▸ **What the task requires**: Copy every line of the following data that includes the string "content".
- Opening Delimiter -
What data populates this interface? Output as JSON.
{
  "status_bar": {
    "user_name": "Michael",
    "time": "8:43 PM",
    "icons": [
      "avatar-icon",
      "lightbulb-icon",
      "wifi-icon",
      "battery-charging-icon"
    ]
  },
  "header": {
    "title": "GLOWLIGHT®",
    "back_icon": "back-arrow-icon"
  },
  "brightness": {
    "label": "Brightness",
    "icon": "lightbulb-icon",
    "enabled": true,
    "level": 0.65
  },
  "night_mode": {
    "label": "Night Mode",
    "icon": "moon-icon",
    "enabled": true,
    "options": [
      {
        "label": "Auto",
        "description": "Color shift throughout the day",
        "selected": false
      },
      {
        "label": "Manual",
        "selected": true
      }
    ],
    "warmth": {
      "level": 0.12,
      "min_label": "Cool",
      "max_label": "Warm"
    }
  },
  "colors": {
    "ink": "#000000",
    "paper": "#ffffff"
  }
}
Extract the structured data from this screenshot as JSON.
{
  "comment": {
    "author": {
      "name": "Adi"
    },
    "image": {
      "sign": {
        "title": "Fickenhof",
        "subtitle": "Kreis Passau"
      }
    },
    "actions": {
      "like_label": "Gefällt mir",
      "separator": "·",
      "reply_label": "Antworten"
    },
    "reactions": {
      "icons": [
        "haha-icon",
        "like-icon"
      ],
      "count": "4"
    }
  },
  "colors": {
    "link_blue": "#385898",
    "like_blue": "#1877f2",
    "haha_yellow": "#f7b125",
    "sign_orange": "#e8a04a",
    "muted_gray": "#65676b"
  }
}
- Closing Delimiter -
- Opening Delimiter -
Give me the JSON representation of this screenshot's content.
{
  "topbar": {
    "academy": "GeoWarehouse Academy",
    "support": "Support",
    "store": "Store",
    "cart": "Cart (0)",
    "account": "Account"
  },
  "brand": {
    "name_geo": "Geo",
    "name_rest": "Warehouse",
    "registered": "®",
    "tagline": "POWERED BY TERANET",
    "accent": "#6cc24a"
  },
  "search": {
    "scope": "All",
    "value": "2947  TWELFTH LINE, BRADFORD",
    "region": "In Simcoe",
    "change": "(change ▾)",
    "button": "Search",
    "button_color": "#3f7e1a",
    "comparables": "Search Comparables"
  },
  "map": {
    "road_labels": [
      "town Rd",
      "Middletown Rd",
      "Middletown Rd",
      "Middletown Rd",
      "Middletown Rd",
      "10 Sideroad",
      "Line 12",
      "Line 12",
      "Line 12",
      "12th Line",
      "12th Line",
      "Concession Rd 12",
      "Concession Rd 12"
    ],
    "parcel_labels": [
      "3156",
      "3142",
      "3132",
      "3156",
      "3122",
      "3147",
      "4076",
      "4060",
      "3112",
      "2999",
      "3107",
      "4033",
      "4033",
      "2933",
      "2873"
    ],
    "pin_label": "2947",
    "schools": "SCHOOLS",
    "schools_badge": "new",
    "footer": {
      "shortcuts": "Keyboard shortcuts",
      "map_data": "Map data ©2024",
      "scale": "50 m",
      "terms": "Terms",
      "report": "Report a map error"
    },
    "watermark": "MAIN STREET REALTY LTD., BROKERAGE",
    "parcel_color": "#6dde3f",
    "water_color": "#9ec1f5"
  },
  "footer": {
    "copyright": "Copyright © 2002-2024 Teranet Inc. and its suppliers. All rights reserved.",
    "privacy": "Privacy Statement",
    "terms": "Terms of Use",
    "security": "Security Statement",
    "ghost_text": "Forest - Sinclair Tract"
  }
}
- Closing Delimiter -
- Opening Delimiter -
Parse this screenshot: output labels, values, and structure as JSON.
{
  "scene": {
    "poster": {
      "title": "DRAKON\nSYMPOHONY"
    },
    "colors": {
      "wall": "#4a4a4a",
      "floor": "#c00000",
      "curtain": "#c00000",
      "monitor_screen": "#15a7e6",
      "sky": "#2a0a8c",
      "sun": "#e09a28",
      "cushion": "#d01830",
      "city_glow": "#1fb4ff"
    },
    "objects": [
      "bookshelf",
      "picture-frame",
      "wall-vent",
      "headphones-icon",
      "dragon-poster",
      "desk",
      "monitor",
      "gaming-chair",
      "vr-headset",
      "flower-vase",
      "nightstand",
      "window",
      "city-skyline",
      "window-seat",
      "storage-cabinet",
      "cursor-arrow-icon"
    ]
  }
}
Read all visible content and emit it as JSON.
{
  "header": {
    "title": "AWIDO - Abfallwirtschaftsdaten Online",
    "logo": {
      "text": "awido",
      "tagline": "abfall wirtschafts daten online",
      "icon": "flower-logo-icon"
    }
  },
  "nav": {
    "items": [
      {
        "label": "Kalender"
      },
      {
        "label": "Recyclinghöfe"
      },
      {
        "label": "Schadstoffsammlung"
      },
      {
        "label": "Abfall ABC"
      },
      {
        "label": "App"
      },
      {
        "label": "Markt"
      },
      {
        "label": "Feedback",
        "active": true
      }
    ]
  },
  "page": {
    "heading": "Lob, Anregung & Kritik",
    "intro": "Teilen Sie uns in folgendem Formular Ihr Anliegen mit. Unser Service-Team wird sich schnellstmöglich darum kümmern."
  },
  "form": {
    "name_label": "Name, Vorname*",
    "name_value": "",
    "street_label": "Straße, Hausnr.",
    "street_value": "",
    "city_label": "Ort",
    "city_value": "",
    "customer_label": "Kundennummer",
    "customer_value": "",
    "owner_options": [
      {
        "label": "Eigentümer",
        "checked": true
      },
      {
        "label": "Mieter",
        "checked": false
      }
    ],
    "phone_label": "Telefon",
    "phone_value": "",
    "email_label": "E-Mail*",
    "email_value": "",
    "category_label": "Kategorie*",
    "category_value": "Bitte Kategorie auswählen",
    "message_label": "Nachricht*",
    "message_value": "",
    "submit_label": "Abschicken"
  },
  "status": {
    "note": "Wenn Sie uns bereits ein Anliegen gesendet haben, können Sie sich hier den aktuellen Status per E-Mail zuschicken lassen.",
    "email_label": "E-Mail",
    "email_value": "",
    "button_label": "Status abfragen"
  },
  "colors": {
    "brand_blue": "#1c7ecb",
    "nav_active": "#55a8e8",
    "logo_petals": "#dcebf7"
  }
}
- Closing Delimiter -
▸ **Exercise answer**:
Give me the JSON representation of this screenshot's content.
Read all visible content and emit it as JSON.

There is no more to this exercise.